Then, I saw Malacca Fort. It used to be a prominent landmark during the Malay Sultanate’s time because this was where the administrative complex and the royal residence were located.
Our next stop was the Taoist and Buddhist temple. Before we reach our destination, we passed by a trading ship which the Malacca government recovered from the bottom of the sea and preserved.
As we continued on, our driver led us to a narrow road, we were worried that the big bus won’t be able to fit. Mr. Singh, our tour guide , explained that since the buildings beside the road are considered the world’s heritage, there’s no way to expand the roads anymore.
Malacca’s temples are as colorful as their history. When we reached the place, I was amazed by their rich color. The temple we went to is being shared by two religions. The Taoist and Buddhist. When we entered the gate, I stood in awe. The exquisite carvings on the walls, the ceilings, everywhere I looked were beautiful. Then I smelled the incense burning.
I am a catholic, but it did not stop me from buying their candles. I was told that when you pray, you should use a set of 3 candles. Take a bow and pray. And then bow again, when you’re done. I think it’s a form of respect.
Another belief they have is that , if you put your hands in the Tiger’s mouth and roll the ball inside 3x, your wish/es will be granted. I heard John said “I have nothing to ask for anymore”.. but he still did it. And so did I. Remember the Fountain of Wealth in Singapore? I did that in 2007 and as I said, everything that I prayed for was granted to me. Maybe the fountain has nothing to do with it, but then again, what am I to lose if I tried it right? Same with the Tiger’s Ball at the temple.
After praying, Mr. Singh brought us to the back of the temple. You’ll see from there different types of altar which houses several vase filled with ashes. From what I understand, the families of the member paid to leave them there so they can be prayed on. Some have gold plated ornates while the others look plain. I guess it all depends on how much you pay for it.
Then I saw some tiger statues whose faces are no longer recognizable. Mr. Singh, our tour guide, explained that when a family member is sick, people go there and pray. And if they touch the tiger’s face, the patient will be healed. This made me realize that each culture has different beliefs. My husband smiles when I tell him about our Filipino beliefs. I guess, we all just have to respect each other’s faith and belief.

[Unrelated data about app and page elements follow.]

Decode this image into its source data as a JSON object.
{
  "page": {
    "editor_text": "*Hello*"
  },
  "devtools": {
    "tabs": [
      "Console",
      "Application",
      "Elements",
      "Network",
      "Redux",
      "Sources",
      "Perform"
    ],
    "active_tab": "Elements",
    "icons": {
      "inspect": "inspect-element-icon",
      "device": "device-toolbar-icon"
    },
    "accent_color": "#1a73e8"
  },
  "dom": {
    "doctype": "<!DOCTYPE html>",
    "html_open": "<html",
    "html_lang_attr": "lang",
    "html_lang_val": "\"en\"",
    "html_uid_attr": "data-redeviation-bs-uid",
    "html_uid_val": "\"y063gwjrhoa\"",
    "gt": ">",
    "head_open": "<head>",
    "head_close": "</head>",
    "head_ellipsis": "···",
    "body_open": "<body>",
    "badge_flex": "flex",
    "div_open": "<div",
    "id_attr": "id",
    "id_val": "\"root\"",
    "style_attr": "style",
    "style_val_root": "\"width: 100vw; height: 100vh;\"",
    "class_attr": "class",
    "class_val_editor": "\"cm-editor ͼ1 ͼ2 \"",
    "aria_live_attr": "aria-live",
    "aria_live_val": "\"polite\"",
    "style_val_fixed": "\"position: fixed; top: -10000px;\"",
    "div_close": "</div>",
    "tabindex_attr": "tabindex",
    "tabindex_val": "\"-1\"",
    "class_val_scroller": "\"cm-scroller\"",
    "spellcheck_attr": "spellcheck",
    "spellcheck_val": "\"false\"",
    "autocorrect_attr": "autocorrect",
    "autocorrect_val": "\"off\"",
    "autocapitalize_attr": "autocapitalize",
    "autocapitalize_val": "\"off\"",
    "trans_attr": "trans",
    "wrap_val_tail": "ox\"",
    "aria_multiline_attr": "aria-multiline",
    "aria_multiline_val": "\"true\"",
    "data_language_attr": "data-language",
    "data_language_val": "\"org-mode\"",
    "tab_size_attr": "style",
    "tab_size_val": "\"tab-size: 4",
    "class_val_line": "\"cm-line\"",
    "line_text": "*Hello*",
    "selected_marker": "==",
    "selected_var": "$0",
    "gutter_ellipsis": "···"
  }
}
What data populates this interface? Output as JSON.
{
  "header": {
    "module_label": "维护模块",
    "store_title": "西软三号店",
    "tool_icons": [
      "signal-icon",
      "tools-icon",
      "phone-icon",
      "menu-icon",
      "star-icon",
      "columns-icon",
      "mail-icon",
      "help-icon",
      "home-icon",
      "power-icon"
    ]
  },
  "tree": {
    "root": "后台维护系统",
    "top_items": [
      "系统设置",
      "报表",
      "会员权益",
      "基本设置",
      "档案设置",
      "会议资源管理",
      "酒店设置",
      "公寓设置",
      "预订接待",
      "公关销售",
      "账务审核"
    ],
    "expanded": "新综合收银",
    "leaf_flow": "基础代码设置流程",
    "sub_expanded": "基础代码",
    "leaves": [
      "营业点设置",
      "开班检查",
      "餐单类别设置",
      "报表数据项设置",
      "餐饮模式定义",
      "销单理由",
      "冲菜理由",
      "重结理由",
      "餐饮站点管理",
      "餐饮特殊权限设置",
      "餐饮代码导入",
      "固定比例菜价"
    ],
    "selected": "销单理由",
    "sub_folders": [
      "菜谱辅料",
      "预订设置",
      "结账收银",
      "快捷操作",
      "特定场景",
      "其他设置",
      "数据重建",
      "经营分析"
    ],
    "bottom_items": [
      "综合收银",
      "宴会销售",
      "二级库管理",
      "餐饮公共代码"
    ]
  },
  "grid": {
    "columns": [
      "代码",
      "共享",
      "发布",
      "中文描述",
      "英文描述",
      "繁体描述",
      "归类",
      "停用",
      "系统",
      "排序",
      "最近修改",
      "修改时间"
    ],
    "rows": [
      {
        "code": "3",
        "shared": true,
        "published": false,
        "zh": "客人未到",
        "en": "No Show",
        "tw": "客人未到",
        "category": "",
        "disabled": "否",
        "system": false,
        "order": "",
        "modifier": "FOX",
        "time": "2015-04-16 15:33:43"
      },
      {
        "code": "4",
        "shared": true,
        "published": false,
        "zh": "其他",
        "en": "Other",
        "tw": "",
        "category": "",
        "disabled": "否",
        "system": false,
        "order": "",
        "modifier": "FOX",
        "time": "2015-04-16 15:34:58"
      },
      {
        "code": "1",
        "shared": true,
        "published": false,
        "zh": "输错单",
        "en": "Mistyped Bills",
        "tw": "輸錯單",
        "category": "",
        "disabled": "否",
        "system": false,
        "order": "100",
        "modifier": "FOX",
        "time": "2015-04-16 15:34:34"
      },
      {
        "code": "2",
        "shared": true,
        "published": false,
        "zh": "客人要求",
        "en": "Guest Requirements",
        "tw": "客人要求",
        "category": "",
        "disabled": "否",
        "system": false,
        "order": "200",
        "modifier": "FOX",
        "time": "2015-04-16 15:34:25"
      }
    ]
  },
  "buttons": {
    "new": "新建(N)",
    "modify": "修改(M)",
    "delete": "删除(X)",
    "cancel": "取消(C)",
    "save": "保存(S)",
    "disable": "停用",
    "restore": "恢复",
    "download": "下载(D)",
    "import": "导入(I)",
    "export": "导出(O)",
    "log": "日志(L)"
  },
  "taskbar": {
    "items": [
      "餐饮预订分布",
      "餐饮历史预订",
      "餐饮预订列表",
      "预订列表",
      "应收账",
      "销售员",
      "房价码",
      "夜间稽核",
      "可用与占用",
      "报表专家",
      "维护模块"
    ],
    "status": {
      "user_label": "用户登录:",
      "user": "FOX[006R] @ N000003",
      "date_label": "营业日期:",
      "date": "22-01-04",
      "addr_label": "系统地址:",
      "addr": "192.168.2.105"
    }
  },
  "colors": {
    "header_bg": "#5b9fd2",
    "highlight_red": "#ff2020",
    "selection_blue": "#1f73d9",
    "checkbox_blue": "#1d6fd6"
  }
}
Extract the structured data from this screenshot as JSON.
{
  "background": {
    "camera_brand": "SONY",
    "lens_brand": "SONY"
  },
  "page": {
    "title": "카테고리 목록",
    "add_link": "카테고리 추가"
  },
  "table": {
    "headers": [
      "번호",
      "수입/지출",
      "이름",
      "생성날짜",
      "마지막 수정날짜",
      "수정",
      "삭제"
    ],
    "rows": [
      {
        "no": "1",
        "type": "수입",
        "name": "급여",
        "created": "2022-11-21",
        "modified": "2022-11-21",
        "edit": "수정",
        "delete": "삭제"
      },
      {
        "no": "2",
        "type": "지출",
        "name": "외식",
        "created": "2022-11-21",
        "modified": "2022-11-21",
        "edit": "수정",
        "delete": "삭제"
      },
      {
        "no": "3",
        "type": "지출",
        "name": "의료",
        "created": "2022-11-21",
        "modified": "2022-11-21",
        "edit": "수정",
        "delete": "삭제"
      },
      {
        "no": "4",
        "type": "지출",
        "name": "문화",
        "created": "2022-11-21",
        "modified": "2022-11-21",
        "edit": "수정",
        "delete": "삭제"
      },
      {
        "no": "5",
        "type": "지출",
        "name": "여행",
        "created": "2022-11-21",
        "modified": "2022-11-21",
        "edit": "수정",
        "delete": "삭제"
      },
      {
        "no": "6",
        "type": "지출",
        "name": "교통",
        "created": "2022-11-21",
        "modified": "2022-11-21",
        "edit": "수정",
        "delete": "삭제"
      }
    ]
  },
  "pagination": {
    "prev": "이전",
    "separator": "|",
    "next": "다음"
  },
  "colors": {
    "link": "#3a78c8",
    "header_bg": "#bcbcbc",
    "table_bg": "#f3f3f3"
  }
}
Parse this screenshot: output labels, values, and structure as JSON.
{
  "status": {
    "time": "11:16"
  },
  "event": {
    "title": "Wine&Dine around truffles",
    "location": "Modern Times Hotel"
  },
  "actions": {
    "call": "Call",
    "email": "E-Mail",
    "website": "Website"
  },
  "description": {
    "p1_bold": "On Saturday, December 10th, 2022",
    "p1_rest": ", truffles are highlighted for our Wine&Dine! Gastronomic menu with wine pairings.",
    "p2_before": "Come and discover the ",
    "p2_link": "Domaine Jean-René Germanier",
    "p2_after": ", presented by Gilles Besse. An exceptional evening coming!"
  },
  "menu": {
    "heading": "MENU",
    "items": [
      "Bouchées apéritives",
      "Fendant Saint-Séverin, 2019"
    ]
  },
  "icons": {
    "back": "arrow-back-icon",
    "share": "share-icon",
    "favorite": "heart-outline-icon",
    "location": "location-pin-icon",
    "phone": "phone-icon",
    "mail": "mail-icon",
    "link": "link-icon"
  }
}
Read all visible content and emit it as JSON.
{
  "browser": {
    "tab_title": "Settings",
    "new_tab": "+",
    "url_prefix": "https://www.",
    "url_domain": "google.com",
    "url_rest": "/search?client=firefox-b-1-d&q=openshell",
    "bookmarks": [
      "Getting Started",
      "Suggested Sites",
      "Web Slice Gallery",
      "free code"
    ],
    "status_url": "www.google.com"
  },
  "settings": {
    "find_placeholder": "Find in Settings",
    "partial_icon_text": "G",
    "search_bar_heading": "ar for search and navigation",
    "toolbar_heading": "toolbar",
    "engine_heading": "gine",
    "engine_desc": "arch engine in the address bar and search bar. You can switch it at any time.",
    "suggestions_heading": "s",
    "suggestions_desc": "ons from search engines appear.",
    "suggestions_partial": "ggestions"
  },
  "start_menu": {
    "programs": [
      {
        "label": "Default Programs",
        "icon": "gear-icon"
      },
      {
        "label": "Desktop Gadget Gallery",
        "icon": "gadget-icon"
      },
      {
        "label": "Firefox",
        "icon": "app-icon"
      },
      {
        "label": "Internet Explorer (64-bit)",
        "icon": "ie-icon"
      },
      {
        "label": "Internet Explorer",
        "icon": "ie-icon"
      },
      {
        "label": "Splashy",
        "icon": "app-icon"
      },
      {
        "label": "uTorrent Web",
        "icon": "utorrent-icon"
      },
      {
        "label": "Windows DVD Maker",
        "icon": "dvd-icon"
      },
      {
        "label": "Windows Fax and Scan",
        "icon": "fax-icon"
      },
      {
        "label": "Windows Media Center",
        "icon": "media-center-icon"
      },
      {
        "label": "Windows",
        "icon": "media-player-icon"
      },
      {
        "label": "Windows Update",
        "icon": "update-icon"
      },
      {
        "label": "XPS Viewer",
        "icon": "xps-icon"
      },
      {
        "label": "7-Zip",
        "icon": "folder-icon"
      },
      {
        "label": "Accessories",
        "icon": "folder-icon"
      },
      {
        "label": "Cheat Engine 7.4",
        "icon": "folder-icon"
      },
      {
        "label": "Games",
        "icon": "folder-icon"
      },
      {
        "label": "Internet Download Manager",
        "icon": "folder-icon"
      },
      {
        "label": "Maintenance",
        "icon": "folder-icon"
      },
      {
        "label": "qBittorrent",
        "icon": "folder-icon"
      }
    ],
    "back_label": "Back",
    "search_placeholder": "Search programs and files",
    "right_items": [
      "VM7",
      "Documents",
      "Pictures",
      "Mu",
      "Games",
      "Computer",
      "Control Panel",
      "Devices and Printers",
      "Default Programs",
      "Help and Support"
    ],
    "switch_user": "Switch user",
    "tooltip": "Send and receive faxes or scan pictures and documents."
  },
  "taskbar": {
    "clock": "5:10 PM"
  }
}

On our way back to the bus, I saw an old man painting. I could not resist so I asked permission to take a picture of him and his work. I can write, but I can never draw or paint like this genius of a man.. I found his painting so beautiful! And his talent, awesome… Too bad it wasn’t finished yet or I would have bought it.
My Malacca experience ended with a smile. I thank God always, for having given me the opportunity to travel. I grew up in a poor family. So going to places was never a part of our life. But I read books. Now, the stories I read and the ones taught in school when I was growing up, are becoming real. Slowly but surely..